In 2012, the Jim Arthur Raptor Medical Center treated more than 1,000 injured birds of prey, returning about 70 percent of those surviving the first 24 hours to the wild. As with any good hospital — even the human variety — we pride ourselves on world-class treatment and prompt patient-recovery times. Unfortunately, as the center grew, our single flight cage had become a bottleneck.
“A couple of years ago, we admitted 17 eagles in one year,” says Michele Miller Houck, associate executive director. “We were having a hard time getting birds through the rehabilitation program.”
Carolina Raptor Center is one of the largest of its kind in the world, and the only one within the surrounding five-state region with flight cages big enough to rehabilitate the largest birds, such as Red-tailed Hawks and Bald Eagles.
CRC’s mission is to educate the public about conservation issues around raptors and to rehabilitate injured birds. Clearly, the new flight cage also plays a critical role in that mission.
“Our work with Weyerhaeuser is exactly the kind of thing we like to do with corporate partners,” Houck says. “From volunteer participation to in-kind donations and communications, we really appreciate Weyerhaeuser’s interest and support in all these different ways.”
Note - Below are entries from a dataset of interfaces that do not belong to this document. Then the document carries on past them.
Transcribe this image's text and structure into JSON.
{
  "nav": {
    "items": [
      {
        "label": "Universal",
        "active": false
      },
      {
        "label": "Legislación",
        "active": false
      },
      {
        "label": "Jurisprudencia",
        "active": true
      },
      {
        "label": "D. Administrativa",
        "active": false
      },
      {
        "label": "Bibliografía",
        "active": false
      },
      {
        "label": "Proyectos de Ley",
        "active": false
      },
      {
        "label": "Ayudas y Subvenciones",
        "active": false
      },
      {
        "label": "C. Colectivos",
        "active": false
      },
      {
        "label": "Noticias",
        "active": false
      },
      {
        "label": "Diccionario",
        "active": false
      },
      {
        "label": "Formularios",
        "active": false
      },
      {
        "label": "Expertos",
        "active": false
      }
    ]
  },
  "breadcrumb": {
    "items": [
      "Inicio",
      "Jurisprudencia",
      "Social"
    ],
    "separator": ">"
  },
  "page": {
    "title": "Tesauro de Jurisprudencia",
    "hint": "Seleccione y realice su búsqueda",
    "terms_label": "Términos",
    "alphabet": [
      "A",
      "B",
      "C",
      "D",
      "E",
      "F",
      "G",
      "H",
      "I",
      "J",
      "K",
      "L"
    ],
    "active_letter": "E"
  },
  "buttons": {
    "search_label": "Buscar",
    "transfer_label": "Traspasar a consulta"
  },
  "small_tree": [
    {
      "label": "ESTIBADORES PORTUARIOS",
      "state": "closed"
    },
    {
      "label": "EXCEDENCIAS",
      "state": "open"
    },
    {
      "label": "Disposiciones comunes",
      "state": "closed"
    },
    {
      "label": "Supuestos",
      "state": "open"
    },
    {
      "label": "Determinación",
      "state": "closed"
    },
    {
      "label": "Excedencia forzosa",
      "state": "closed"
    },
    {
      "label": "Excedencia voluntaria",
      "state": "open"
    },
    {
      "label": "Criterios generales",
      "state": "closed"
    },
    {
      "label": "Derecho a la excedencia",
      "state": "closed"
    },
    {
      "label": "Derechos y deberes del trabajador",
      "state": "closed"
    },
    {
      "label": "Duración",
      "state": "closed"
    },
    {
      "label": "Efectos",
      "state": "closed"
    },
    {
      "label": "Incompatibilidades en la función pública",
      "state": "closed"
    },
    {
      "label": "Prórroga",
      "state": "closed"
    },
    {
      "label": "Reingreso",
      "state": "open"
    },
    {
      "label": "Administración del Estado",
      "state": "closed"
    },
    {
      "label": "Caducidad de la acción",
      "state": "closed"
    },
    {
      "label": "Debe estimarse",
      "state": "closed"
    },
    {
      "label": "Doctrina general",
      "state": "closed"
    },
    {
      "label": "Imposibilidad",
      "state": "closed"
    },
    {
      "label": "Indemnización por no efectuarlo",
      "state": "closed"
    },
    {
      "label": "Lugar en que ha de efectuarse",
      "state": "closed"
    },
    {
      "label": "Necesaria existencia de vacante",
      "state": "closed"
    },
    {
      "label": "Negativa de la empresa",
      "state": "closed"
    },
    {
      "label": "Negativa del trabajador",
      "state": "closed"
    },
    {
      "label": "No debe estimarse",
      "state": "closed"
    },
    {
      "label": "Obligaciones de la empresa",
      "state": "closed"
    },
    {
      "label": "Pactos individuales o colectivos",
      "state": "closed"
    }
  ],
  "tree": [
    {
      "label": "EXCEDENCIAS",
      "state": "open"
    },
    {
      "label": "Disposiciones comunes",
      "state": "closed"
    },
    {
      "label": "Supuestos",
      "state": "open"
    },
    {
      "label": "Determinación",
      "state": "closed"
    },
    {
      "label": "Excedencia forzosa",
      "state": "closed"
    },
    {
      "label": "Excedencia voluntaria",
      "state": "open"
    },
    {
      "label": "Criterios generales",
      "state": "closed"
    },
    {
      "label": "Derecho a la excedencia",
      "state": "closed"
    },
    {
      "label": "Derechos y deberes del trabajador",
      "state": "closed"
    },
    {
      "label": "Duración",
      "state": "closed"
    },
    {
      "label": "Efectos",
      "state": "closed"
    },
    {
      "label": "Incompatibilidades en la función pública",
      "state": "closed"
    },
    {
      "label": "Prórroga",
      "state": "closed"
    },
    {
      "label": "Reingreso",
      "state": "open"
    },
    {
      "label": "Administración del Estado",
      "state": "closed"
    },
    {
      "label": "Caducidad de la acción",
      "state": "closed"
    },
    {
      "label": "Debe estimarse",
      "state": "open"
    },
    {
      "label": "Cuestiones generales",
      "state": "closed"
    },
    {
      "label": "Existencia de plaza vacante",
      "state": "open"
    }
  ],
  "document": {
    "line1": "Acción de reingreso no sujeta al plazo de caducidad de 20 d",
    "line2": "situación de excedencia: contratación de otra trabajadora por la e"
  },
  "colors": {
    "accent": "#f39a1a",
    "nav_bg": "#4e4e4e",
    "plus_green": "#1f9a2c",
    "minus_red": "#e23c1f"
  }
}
Seed funding for the Weyerhaeuser Flight Training Facility was provided by individuals that donated through the Arts and Science Council’s Power2Give online giving platform.